• Lucky Him: The Life of Kingsley Amis

Kingsley Amis always claimed that his fiction was not based on his life, and he worked hard and quite successfully at obscuring the autobiographical threads that run through his novels. But they exist, and Richard Bradford traces the channels between Amis's experiences, his states of mind, and his fictionalized versions of both.

Bradford's biography shows that it is impossible to offer a comprehensive picture of Amis the man as husband, philanderer, friend, father, jester, son, boozer, agnostic, pseudo-socialist and club-land Tory without also considering how each dimension of his life tested and extended his literary skills.

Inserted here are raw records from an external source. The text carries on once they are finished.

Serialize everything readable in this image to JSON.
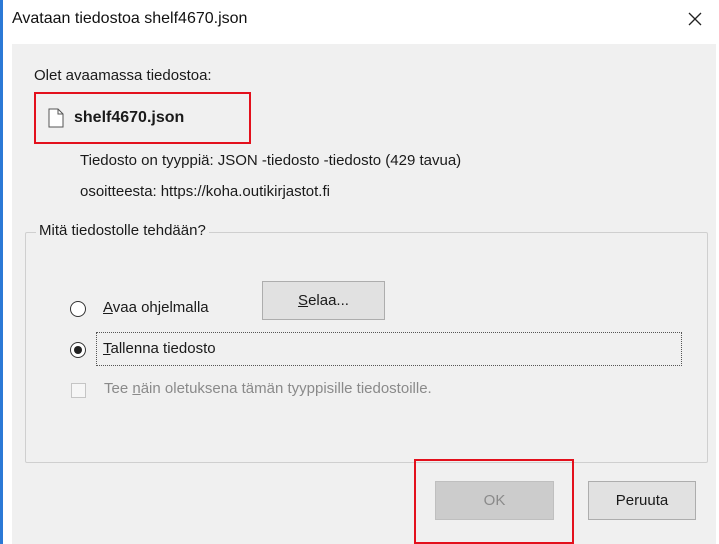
{
  "window": {
    "title": "Avataan tiedostoa shelf4670.json",
    "close_icon": "close-icon"
  },
  "dialog": {
    "intro": "Olet avaamassa tiedostoa:",
    "file_icon": "document-icon",
    "file_name": "shelf4670.json",
    "type_label": "Tiedosto on tyyppiä:",
    "type_value": "JSON -tiedosto -tiedosto (429 tavua)",
    "from_label": "osoitteesta:",
    "from_value": "https://koha.outikirjastot.fi"
  },
  "action_group": {
    "label": "Mitä tiedostolle tehdään?",
    "open_with": {
      "accel": "A",
      "rest": "vaa ohjelmalla",
      "selected": false
    },
    "browse_button": {
      "accel": "S",
      "rest": "elaa..."
    },
    "save_file": {
      "accel": "T",
      "rest": "allenna tiedosto",
      "selected": true
    },
    "default_checkbox": {
      "pre": "Tee ",
      "accel": "n",
      "rest": "äin oletuksena tämän tyyppisille tiedostoille.",
      "checked": false,
      "enabled": false
    }
  },
  "buttons": {
    "ok": "OK",
    "cancel": "Peruuta"
  },
  "colors": {
    "highlight_border": "#e3101c",
    "dialog_bg": "#f0f0f0",
    "title_bg": "#ffffff",
    "accent_edge": "#2b79d6"
  }
}
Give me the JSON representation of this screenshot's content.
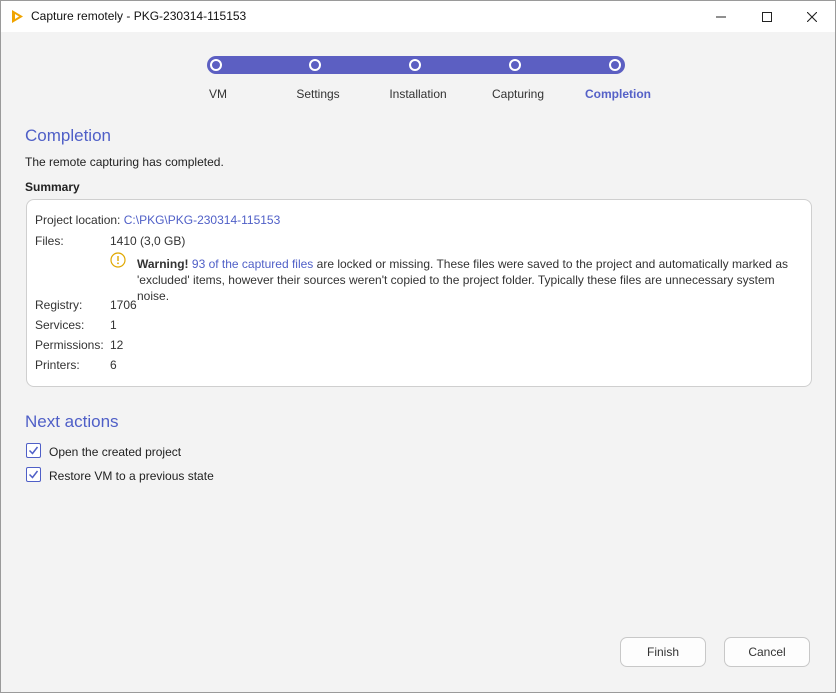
{
  "window": {
    "title": "Capture remotely - PKG-230314-115153",
    "brand_color": "#f0a400",
    "accent_color": "#5c5fc2"
  },
  "stepper": {
    "steps": [
      {
        "label": "VM"
      },
      {
        "label": "Settings"
      },
      {
        "label": "Installation"
      },
      {
        "label": "Capturing"
      },
      {
        "label": "Completion",
        "active": true
      }
    ]
  },
  "completion": {
    "heading": "Completion",
    "message": "The remote capturing has completed.",
    "summary_label": "Summary"
  },
  "summary": {
    "project_location_label": "Project location:",
    "project_location_value": "C:\\PKG\\PKG-230314-115153",
    "files_label": "Files:",
    "files_value": "1410 (3,0 GB)",
    "warning_title": "Warning!",
    "warning_link": "93 of the captured files",
    "warning_text": " are locked or missing. These files were saved to the project and automatically marked as 'excluded' items, however their sources weren't copied to the project folder. Typically these files are unnecessary system noise.",
    "registry_label": "Registry:",
    "registry_value": "1706",
    "services_label": "Services:",
    "services_value": "1",
    "permissions_label": "Permissions:",
    "permissions_value": "12",
    "printers_label": "Printers:",
    "printers_value": "6"
  },
  "next_actions": {
    "heading": "Next actions",
    "items": [
      {
        "label": "Open the created project",
        "checked": true
      },
      {
        "label": "Restore VM to a previous state",
        "checked": true
      }
    ]
  },
  "footer": {
    "finish_label": "Finish",
    "cancel_label": "Cancel"
  },
  "icons": {
    "app": "capture-app-icon",
    "minimize": "minimize-icon",
    "maximize": "maximize-icon",
    "close": "close-icon",
    "warning": "warning-icon",
    "check": "checkmark-icon"
  }
}
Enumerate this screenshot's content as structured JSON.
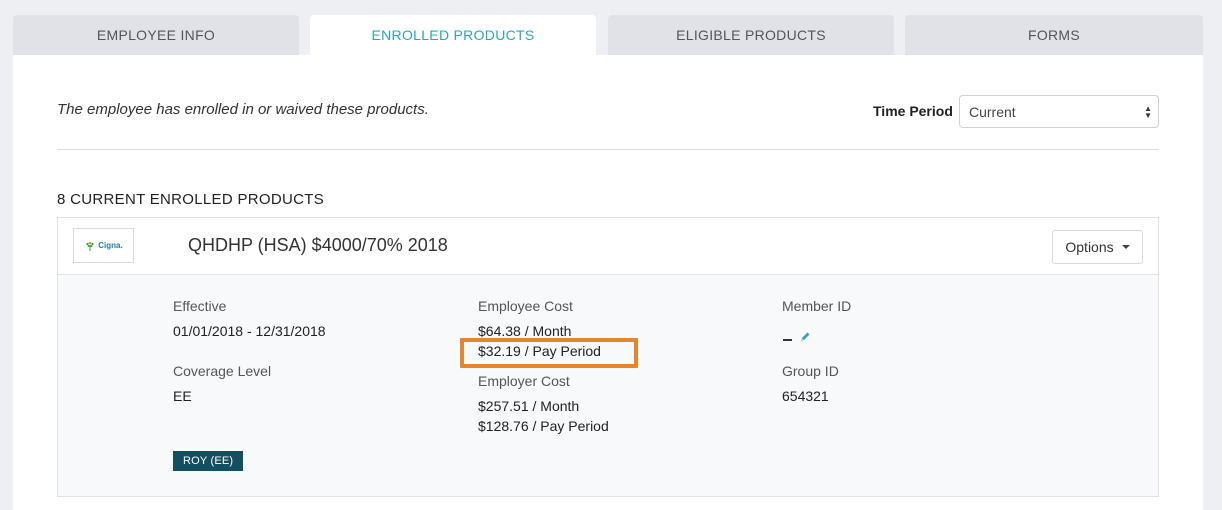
{
  "tabs": [
    {
      "label": "EMPLOYEE INFO"
    },
    {
      "label": "ENROLLED PRODUCTS"
    },
    {
      "label": "ELIGIBLE PRODUCTS"
    },
    {
      "label": "FORMS"
    }
  ],
  "intro_text": "The employee has enrolled in or waived these products.",
  "time_period": {
    "label": "Time Period",
    "selected": "Current"
  },
  "count_heading": "8 CURRENT ENROLLED PRODUCTS",
  "product": {
    "logo_text": "Cigna.",
    "name": "QHDHP (HSA) $4000/70% 2018",
    "options_label": "Options",
    "effective_label": "Effective",
    "effective_value": "01/01/2018 - 12/31/2018",
    "coverage_label": "Coverage Level",
    "coverage_value": "EE",
    "employee_cost_label": "Employee Cost",
    "employee_cost_month": "$64.38 / Month",
    "employee_cost_pay": "$32.19 / Pay Period",
    "employer_cost_label": "Employer Cost",
    "employer_cost_month": "$257.51 / Month",
    "employer_cost_pay": "$128.76 / Pay Period",
    "member_id_label": "Member ID",
    "group_id_label": "Group ID",
    "group_id_value": "654321",
    "badge": "ROY (EE)"
  },
  "colors": {
    "accent": "#2aa8b8",
    "highlight": "#e5862e",
    "badge": "#144f5f"
  }
}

Sometimes he remodeled the present, particularly during the 1950s when his books reflected his double life as family man and prolific libertine. He revisited the past in novels such as The Riverside Villas Murder, a detective story that tells us much about his early relationship with his father. Less frequently he took revenge, notably with his cruel parody of his second wife Elizabeth Jane Howard in Stanley and the Women. Readers of Amis's books often feel as if they have had a personal encounter with a shadowy presence behind the words, and Bradford's biography embodies this shadow.

Lucky Him: The Life of Kingsley Amis

  • £22.50